The Fukushima nuclear power plant operators revealed on Friday that 1,973 of its plant workers have surpassed the 100-millisievert threshold of radiation exposure level, putting them at higher risk of developing thyroid cancer. TEPCO also said that they will provide for the employees’ annual ultrasonic thyroid examinations. People with prolonged and high dose radiation exposure are usually at risk of developing malignant tumours.
Following the 2011 Fukushima disaster, 19,592 employees were given health checks by TEPCO. These employees, 16,302 of which were from partner firms, were supposed to be monitored with resulting information reported to the World Health Organization. But among those given health checks, only 522 employees went through radiation dose assessment and reported to WHO. In February of this year, the health organization released information concerning the employees who have been exposed to radiation. The WHO said that there were 178 whose radiation levels were past 100 millisieverts. TEPCO estimated the number of remaining workers based on their radioactive cesium intake.

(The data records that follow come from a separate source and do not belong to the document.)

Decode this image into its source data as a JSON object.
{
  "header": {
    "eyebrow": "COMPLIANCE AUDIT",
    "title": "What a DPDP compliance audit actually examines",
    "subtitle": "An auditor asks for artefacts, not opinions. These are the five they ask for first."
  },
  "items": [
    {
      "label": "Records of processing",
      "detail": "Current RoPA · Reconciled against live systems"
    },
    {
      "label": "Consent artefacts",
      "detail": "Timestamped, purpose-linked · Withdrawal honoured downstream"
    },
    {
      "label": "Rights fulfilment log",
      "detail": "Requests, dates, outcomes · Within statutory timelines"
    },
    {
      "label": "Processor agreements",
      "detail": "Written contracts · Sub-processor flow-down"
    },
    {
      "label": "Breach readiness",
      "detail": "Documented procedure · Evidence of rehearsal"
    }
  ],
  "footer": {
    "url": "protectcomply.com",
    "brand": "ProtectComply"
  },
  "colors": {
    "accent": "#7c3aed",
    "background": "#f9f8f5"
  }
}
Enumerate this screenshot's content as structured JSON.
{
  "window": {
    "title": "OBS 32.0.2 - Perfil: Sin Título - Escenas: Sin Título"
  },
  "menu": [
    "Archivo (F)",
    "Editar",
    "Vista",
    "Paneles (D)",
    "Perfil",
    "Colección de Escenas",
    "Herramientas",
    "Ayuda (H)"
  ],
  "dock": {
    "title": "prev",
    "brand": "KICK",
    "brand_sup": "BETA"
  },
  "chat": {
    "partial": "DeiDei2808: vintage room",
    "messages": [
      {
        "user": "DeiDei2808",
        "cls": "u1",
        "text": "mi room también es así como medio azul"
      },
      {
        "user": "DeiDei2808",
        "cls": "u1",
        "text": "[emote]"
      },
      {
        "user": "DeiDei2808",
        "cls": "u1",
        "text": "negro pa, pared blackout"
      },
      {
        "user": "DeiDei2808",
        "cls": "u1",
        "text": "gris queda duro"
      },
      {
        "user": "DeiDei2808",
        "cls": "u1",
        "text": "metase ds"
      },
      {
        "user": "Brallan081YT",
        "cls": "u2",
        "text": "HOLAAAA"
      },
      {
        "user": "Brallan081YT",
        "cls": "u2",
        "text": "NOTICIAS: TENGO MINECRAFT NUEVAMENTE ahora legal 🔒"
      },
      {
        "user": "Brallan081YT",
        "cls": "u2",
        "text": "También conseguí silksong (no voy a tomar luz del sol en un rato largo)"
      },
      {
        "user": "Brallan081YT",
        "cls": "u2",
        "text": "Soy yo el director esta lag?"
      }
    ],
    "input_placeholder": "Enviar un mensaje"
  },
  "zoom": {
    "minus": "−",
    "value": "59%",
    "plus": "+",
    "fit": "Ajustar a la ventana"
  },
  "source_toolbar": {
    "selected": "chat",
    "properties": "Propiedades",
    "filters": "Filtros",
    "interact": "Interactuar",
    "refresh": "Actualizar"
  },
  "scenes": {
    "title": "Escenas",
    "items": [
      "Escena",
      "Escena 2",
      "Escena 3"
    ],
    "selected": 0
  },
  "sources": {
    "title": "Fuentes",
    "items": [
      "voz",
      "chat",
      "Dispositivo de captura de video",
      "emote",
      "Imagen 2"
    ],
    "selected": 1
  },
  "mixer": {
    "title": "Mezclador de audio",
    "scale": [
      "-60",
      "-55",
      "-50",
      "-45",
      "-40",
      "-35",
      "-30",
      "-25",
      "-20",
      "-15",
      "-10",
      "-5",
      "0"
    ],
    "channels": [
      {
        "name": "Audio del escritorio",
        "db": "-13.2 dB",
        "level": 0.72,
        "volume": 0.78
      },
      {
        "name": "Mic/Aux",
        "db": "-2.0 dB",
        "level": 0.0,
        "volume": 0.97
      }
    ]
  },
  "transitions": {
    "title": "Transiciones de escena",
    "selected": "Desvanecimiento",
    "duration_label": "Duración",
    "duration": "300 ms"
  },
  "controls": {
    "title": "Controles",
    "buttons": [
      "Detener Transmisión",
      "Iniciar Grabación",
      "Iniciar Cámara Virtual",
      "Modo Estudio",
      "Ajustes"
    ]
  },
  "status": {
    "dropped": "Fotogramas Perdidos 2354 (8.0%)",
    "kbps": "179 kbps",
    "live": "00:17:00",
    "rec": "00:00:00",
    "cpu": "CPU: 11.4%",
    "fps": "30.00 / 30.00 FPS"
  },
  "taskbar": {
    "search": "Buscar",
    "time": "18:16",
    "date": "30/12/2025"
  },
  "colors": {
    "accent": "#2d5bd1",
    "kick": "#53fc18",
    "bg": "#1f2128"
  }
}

Besides the plant employees’ risk of having thyroid cancer, TEPCO also said on Friday that steam was spotted coming out of reactor no. 3 on Thursday through video footage. But during a Friday monitoring, at almost 8:00 AM, there was no steam-like gas seen. The plant operator suspected that rainwater may have entered the reactor building and have evaporated, looking like steam, because of the heat from the reactor’s containment vessel. The Nuclear Regulation Authority has also reported that there was no change found concerning the containment vessel’s temperature and radiation levels.
[via Courier Mail]